Having a truly innovative, disruptive technology or service is both a blessing and a burden. A blessing in that you can ‘own the market’ for a period of time if you successfully launch and grow your business. (This is the good side of being first to market). The burden is that achieving a successful launch and growing sales effort will often face entrenched skeptical attitudes and outright hostility from the very people you hope to reach with your new offering (The downside of being first to market).
Why does customer resistance exist with innovative and disruptive offerings?
If you have a truly new offering, much of the resistance can come from a lack of understanding of the positive impact that your products and services will have for them. Some may even feel threatened by the new offering if it would seem to decrease their own power or influence particularly when it allows lower skilled workers to produce equivalent or better results once restricted to this individual by their having a ‘hard won’ skill or talent. This means that your company will need to expend some time and resources to develop an education component to its Sales & Marketing efforts. This will help transform skeptical leads into satisfied customers. This is often referred to as missionary selling (and marketing).
“A missionary type of sales job involves convincing someone who has never used a product to buy it. Selling financial planning or life insurance and other financial products typifies the missionary sales job. The metaphor of a missionary involves educating someone about an idea or concept and convincing them to have faith in that concept.” (Answers.com)
What’s an innovator to do?
The rewards of being first to market with a disruptive technology can be significant in financial terms to say the least. Being aware of some of the resistance that you might face even early in the game will allow you to craft a launch and Sales & Marketing strategy that will be able to handle the additional education burdens that this opportunity presents. Eventually the burdens of missionary selling will decrease as your customer base grows and evangelizes your innovation.
Tips for Successful Commercialization of Disruptive Life Science Offerings:
- Use beta evaluation to refine customer segmentation and value proposition. This is where you will learn who you will initially target and get a heads up on what will be the most compelling value proposition for them. (See ‘Beta Testing Checklist Your Competition Doesn’t Want You to Have’)
- Prepare a Scientific Road Show to connect with scientists through their research. You have some great science. Why not leverage that to connect with other scientists through their research. The questions and conversations that will come from this effort are invaluable for tweaking your ‘go to market’ strategy (See ‘Taking Your Show on the Road: Using Your Science to Boost Sales’)
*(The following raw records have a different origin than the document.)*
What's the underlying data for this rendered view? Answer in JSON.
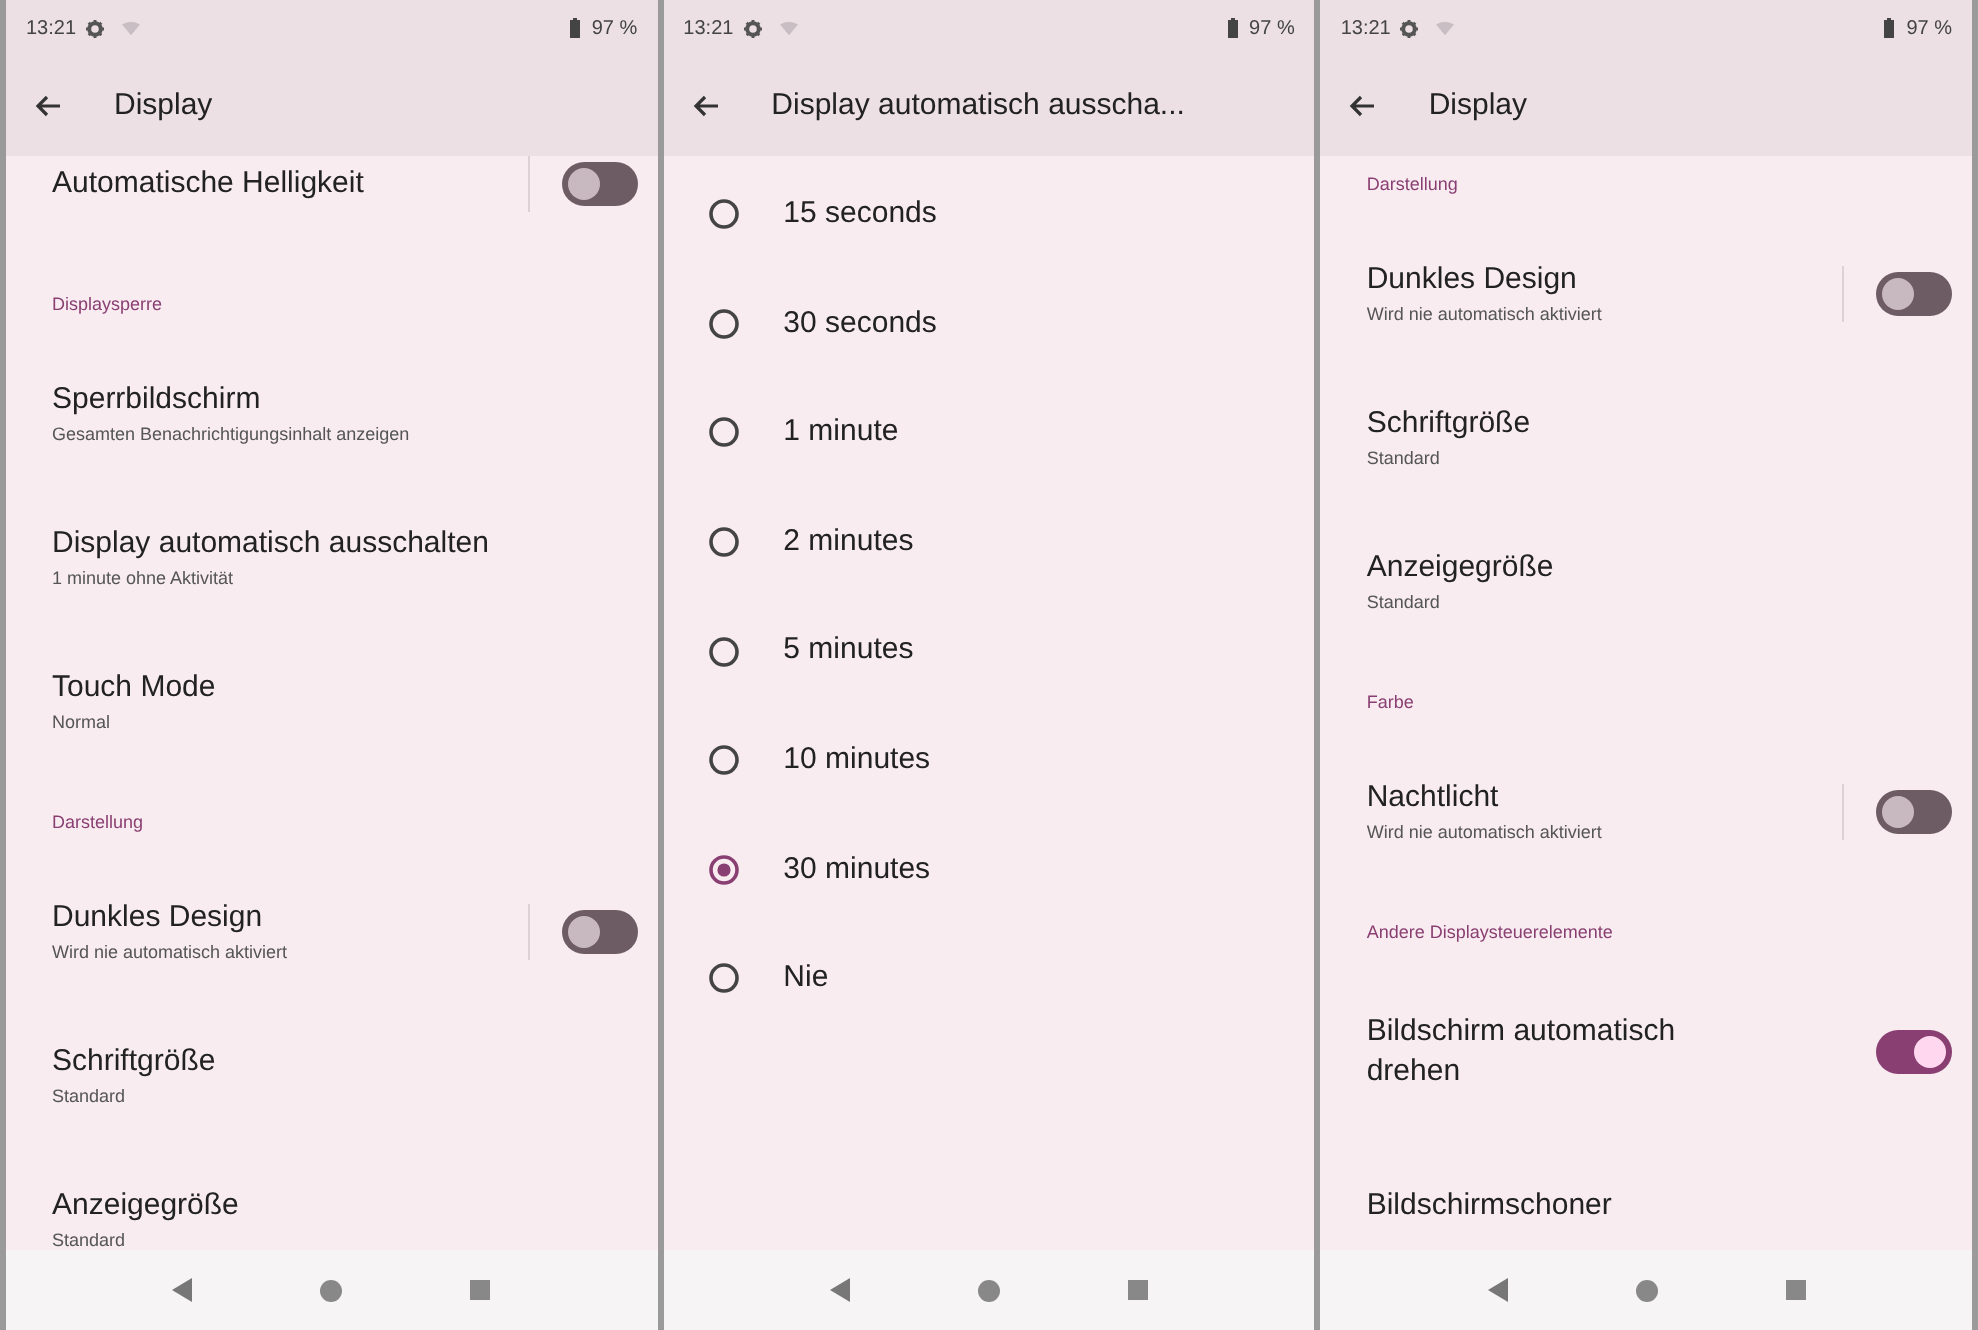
{
  "screens": [
    {
      "status_bar": {
        "time": "13:21",
        "battery": "97 %"
      },
      "title": "Display",
      "items": [
        {
          "kind": "toggle",
          "title": "Automatische Helligkeit",
          "on": false
        },
        {
          "kind": "header",
          "title": "Displaysperre"
        },
        {
          "kind": "setting",
          "title": "Sperrbildschirm",
          "subtitle": "Gesamten Benachrichtigungsinhalt anzeigen"
        },
        {
          "kind": "setting",
          "title": "Display automatisch ausschalten",
          "subtitle": "1 minute ohne Aktivität"
        },
        {
          "kind": "setting",
          "title": "Touch Mode",
          "subtitle": "Normal"
        },
        {
          "kind": "header",
          "title": "Darstellung"
        },
        {
          "kind": "toggle",
          "title": "Dunkles Design",
          "subtitle": "Wird nie automatisch aktiviert",
          "on": false
        },
        {
          "kind": "setting",
          "title": "Schriftgröße",
          "subtitle": "Standard"
        },
        {
          "kind": "setting",
          "title": "Anzeigegröße",
          "subtitle": "Standard"
        }
      ]
    },
    {
      "status_bar": {
        "time": "13:21",
        "battery": "97 %"
      },
      "title": "Display automatisch ausscha...",
      "items": [
        {
          "kind": "radio",
          "title": "15 seconds",
          "selected": false
        },
        {
          "kind": "radio",
          "title": "30 seconds",
          "selected": false
        },
        {
          "kind": "radio",
          "title": "1 minute",
          "selected": false
        },
        {
          "kind": "radio",
          "title": "2 minutes",
          "selected": false
        },
        {
          "kind": "radio",
          "title": "5 minutes",
          "selected": false
        },
        {
          "kind": "radio",
          "title": "10 minutes",
          "selected": false
        },
        {
          "kind": "radio",
          "title": "30 minutes",
          "selected": true
        },
        {
          "kind": "radio",
          "title": "Nie",
          "selected": false
        }
      ]
    },
    {
      "status_bar": {
        "time": "13:21",
        "battery": "97 %"
      },
      "title": "Display",
      "items": [
        {
          "kind": "header",
          "title": "Darstellung"
        },
        {
          "kind": "toggle",
          "title": "Dunkles Design",
          "subtitle": "Wird nie automatisch aktiviert",
          "on": false
        },
        {
          "kind": "setting",
          "title": "Schriftgröße",
          "subtitle": "Standard"
        },
        {
          "kind": "setting",
          "title": "Anzeigegröße",
          "subtitle": "Standard"
        },
        {
          "kind": "header",
          "title": "Farbe"
        },
        {
          "kind": "toggle",
          "title": "Nachtlicht",
          "subtitle": "Wird nie automatisch aktiviert",
          "on": false
        },
        {
          "kind": "header",
          "title": "Andere Displaysteuerelemente"
        },
        {
          "kind": "toggle",
          "title": "Bildschirm automatisch drehen",
          "on": true
        },
        {
          "kind": "setting",
          "title": "Bildschirmschoner"
        }
      ]
    }
  ]
}
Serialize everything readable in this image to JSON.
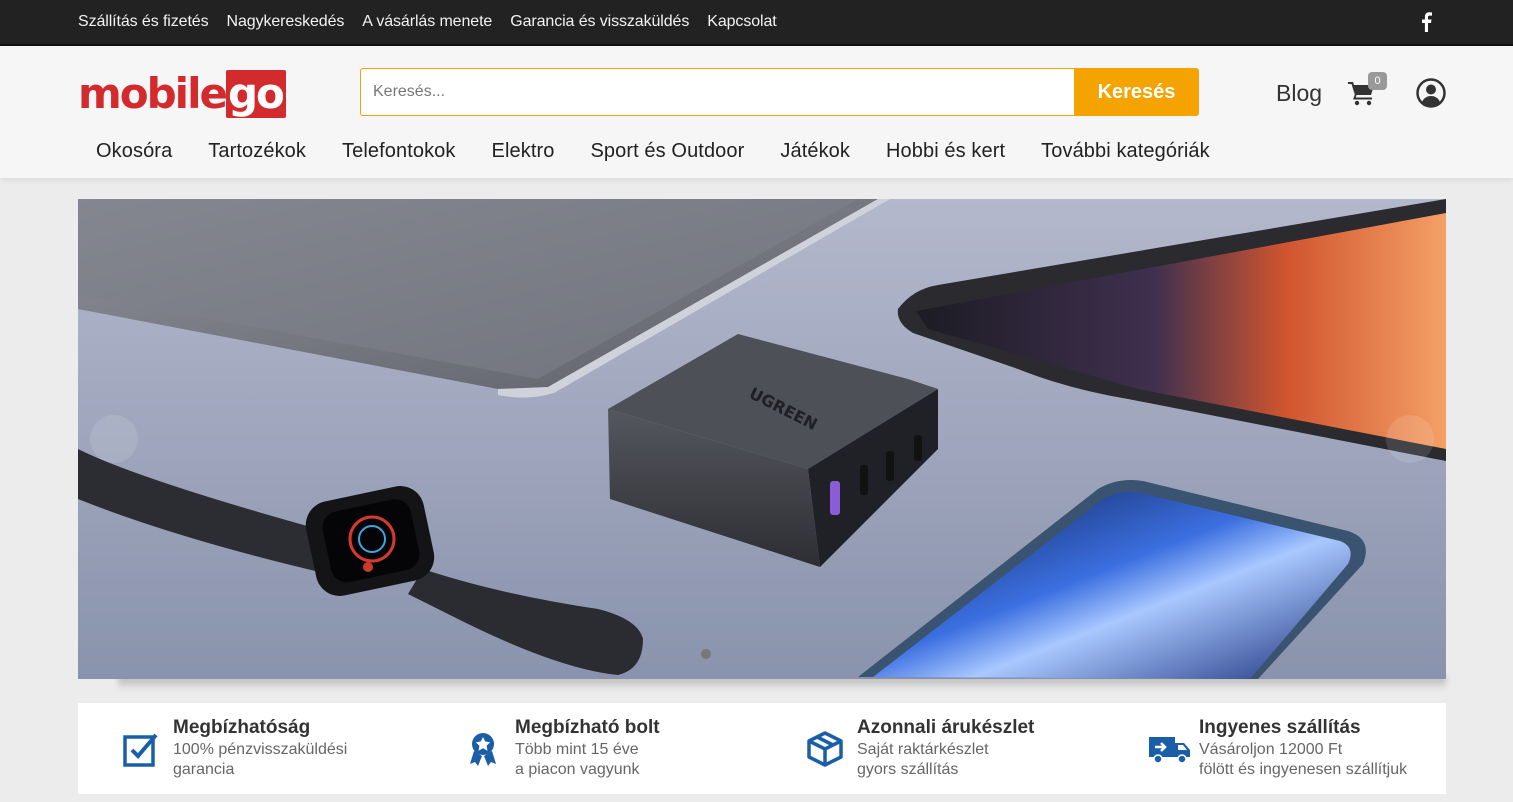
{
  "topbar": {
    "links": [
      "Szállítás és fizetés",
      "Nagykereskedés",
      "A vásárlás menete",
      "Garancia és visszaküldés",
      "Kapcsolat"
    ],
    "social_icon": "facebook-icon"
  },
  "header": {
    "logo": {
      "part1": "mobile",
      "part2": "go"
    },
    "search": {
      "placeholder": "Keresés...",
      "button_label": "Keresés"
    },
    "blog_label": "Blog",
    "cart_count": "0",
    "cart_icon": "cart-icon",
    "user_icon": "user-circle-icon"
  },
  "nav": {
    "items": [
      "Okosóra",
      "Tartozékok",
      "Telefontokok",
      "Elektro",
      "Sport és Outdoor",
      "Játékok",
      "Hobbi és kert",
      "További kategóriák"
    ]
  },
  "hero": {
    "product_text": "UGREEN",
    "prev_icon": "chevron-left-icon",
    "next_icon": "chevron-right-icon"
  },
  "features": [
    {
      "icon": "checkbox-icon",
      "title": "Megbízhatóság",
      "line1": "100% pénzvisszaküldési",
      "line2": "garancia"
    },
    {
      "icon": "award-ribbon-icon",
      "title": "Megbízható bolt",
      "line1": "Több mint 15 éve",
      "line2": "a piacon vagyunk"
    },
    {
      "icon": "box-icon",
      "title": "Azonnali árukészlet",
      "line1": "Saját raktárkészlet",
      "line2": "gyors szállítás"
    },
    {
      "icon": "delivery-truck-icon",
      "title": "Ingyenes szállítás",
      "line1": "Vásároljon 12000 Ft",
      "line2": "fölött és ingyenesen szállítjuk"
    }
  ],
  "colors": {
    "brand_red": "#d32a2e",
    "accent_orange": "#f4a300",
    "icon_blue": "#1a5ea8",
    "topbar": "#222222"
  }
}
- Create demos that highlight impact rather than features. Nothing is more powerful than a compelling demo to confront skepticism. (See ‘The Technical Demonstration: 3 Tips to Insure Success’)
- Use a Key Opinion Leader (KOL) plan to help smooth your launch. Key Opinion Leaders can be a strong force for reinforcing the value of your innovation to the field. (See ‘The Key to Key Opinion Leaders’)
- Invest time and resources to creating scientific content that will be compelling to your future customers. Consider starting an application focused blog, write white papers and present at industry conferences in the scientific forums. (See ‘Where Does the Science Belong in the Life Science Startup?’)